Once the vintage chassid, Reb Peretz Chein, was sitting together at a chassidic gathering with several colleagues. To hide what was then an illegal gathering, they were meeting in a cellar. Their candles had burnt out and the only light was a faint glimmer from the lanterns in the street.

The chassidim didn’t mind. Their light and warmth was internal. The fellowship they were sharing, the concepts they were discussing, and the songs they were singing were powerful beacons.

A chassid passing by on the street heard the sounds of their singing and asked to join. When he was given permission, he opened the door and began to make his way to the cellar. But after the first few steps, he stopped.
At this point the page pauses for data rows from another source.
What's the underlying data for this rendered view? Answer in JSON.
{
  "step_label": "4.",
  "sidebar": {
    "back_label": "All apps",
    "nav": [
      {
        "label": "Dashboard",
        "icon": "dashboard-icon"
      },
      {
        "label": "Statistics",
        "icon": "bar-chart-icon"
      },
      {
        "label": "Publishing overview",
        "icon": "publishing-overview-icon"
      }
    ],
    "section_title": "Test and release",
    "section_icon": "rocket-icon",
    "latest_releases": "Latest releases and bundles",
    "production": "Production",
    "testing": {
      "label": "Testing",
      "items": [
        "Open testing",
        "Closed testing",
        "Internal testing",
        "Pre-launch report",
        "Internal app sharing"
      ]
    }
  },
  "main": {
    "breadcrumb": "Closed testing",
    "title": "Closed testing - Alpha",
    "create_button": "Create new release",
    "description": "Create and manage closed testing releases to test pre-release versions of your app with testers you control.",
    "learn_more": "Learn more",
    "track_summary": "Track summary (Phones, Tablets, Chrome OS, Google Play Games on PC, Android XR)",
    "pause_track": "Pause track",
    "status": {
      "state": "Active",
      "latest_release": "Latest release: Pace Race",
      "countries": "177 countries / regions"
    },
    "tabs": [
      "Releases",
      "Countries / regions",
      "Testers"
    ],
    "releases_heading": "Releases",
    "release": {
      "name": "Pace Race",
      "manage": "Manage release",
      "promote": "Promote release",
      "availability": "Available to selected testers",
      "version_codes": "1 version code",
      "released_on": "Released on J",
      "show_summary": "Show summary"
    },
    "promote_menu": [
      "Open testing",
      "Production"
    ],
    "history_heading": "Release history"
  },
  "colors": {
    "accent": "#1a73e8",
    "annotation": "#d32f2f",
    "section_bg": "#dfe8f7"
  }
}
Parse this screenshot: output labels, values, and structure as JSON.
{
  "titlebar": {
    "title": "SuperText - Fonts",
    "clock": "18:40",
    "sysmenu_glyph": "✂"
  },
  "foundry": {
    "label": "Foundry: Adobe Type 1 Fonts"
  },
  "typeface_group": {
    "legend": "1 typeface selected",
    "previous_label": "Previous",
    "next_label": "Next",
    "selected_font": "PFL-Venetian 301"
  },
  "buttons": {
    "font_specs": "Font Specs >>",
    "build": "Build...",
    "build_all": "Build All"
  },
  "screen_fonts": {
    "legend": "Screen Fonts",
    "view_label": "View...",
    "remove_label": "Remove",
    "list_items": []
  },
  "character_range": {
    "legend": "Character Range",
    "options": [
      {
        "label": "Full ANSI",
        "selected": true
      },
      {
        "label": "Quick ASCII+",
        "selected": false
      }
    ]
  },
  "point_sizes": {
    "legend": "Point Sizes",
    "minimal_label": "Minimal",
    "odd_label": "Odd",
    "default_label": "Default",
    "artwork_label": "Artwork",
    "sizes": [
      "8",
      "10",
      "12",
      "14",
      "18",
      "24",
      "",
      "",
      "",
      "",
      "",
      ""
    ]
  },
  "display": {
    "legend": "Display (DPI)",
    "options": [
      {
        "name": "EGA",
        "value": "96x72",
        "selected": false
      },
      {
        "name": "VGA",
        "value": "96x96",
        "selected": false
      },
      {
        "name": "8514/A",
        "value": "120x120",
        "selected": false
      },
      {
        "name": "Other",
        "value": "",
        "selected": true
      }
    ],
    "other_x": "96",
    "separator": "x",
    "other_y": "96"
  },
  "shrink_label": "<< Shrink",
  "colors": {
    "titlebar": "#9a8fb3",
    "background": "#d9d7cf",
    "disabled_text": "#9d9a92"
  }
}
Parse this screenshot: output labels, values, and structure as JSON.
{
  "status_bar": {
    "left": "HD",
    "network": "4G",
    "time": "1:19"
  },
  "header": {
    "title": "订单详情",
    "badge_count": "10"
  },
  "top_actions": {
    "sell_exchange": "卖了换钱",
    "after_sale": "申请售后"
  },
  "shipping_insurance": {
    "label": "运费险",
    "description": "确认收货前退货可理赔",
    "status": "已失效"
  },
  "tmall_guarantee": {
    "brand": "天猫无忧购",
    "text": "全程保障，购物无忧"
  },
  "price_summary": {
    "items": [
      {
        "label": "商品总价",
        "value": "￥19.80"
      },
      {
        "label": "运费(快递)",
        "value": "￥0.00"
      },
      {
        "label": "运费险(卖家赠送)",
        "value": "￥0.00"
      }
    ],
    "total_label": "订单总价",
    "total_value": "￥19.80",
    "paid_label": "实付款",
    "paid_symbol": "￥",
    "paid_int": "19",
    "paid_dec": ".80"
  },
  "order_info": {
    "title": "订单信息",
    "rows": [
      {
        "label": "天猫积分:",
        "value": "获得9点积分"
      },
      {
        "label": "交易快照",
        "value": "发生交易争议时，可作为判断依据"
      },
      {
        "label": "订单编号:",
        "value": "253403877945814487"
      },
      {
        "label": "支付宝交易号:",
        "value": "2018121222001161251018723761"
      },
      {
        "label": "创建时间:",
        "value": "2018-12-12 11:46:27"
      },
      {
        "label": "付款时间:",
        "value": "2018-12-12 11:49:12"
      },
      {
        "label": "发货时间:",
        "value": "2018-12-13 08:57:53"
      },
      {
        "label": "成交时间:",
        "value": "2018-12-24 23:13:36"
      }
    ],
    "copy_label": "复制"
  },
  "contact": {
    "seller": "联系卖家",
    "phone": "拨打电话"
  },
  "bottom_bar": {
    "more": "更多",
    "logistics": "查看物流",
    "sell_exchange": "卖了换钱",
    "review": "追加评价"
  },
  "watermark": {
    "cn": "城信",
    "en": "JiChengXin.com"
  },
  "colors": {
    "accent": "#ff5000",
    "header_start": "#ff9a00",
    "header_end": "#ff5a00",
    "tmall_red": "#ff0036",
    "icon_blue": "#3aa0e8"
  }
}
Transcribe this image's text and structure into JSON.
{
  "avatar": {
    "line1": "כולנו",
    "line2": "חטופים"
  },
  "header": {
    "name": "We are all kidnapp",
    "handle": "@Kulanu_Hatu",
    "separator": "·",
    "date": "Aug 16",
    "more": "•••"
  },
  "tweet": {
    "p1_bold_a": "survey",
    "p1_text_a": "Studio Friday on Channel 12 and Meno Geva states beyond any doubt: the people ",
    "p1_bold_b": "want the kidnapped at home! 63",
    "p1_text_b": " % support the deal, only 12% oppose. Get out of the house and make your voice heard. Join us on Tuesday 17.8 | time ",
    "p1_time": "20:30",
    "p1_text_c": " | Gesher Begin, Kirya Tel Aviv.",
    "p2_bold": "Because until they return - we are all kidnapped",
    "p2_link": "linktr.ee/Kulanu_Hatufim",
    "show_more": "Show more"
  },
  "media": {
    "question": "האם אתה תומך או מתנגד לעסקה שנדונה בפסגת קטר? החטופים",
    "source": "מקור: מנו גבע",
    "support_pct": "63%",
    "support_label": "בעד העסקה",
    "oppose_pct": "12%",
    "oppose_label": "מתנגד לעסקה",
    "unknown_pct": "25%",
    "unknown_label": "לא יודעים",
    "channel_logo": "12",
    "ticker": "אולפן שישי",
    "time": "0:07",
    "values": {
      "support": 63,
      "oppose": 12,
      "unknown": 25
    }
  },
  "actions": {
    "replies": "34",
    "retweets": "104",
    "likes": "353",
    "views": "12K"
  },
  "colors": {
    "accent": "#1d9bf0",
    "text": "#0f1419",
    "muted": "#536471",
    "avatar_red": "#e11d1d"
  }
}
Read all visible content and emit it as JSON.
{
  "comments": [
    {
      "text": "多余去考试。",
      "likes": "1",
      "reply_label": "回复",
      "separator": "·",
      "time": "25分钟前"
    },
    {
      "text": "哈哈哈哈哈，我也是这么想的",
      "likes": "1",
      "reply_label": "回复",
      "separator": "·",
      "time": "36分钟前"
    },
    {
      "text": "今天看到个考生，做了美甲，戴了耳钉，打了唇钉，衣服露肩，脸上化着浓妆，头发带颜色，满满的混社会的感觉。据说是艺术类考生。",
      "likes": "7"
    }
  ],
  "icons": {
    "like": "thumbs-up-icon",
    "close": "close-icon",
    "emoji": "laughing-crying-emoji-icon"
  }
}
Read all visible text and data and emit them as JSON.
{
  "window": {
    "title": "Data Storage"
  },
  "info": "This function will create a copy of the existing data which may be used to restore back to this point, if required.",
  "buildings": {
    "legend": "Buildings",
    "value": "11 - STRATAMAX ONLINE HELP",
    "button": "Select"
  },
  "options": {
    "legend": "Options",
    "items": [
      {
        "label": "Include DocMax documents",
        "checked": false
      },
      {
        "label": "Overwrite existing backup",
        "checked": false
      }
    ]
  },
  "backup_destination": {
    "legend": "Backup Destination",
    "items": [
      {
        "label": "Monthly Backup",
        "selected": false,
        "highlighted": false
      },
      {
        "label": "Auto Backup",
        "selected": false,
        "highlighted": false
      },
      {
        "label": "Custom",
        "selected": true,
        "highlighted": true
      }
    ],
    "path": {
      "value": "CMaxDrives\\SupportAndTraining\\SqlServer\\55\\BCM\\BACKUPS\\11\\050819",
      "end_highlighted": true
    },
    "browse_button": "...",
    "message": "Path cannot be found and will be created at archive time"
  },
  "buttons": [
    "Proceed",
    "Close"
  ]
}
The darkness was so powerful he could not see where he was going.

“Why aren’t you coming?” the chassidim called to him. “It’s too dark,” the chassid replied. “Just wait,” one of the voices called out. “Soon your eyes will get used to the darkness and you’ll be able to see.”

Reb Peretz took this as an analogy. “That’s precisely the problem with us, he told his colleagues. “We get used to darkness and then it isn’t so difficult to bear!”

We all face spiritual inertia, for it is natural to become comfortable with one’s settings, even when they are dark. But that is only part of the picture. Inside, everyone possesses an urge to progress and face new horizons.

Parshas Vayeilech

Vayeilech, the name of this week’s Torah reading means “And he went,” and points to the need to “go from strength to strength” in our Divine service. This concept is reflected in the narrative which begins the reading. The subject of the verb Vayeilech is Moses. At this point in time, Moses was 120 years old and had attained the highest peaks of Divine understanding. He knew that this was to be the last day of his life. Nevertheless, he was not prepared to “rest on his laurels.” Instead, he understood the imperative for continued progress, and even on this day, he strove to reach new horizons.

Sometimes Parshas Vayeilech is read together with Parshas Nitzavim. As mentioned above, nitzavim means “standing.” Although the two names have opposite connotations, they nevertheless harmonize. For the Torah and its mitzvos are channels of communication between a never-changing G‑d and ever-changing mortals. As such, there are certain elements of our Divine service that are unchanging (nitzavim), reflecting the Torah’s immutable Source, and there are other elements that teach man to use the potential for change in a positive manner (vayeilech).

When Parshas Vayeilech is read as a separate Torah reading, it is read on Shabbos Teshuvah, the Shabbos of Repentance. There is a thematic connection between the two, for in a full sense, Vayeilech implies not merely gradual progress, but radical change. Just as “going” means changing one’s place, its spiritual parallel involves rising to a previously inconceivable level of Divine service.

Similarly, teshuvah involves leaving one’s previous spiritual level and beginning a new phase of Divine service. For teshuvah involves a firm decision to abandon one’s previous mode of conduct, and on a deeper level, to remake one’s personality. As the Rambam explains, a baal teshuvah should feel that: “I am another person; I am not the same individual who performed these deeds.”

Looking to the Horizon

When speaking about the need for constant progress, the verse states: “They shall go from strength to strength, and appear before G‑d in Zion,” implying that the ultimate goal of our spiritual progress should be the Redemption, when we will again appear before G‑d in Zion.

Teshuvah also shares a connection to the Redemption. As our Sages taught: “The Torah promised that Israel will turn [to G‑d] in teshuvah towards the end of her exile, and she will be redeemed immediately.”

It must however be emphasized that the era of the Redemption will not involve a cessation of activity, for “The righteous have no rest, neither in this era, nor in the World to Come.” We will continue to progress spiritually. The difference is that the internal and external tension which presently accompanies spiritual growth will cease, and our advances will be characterized by harmony and peace.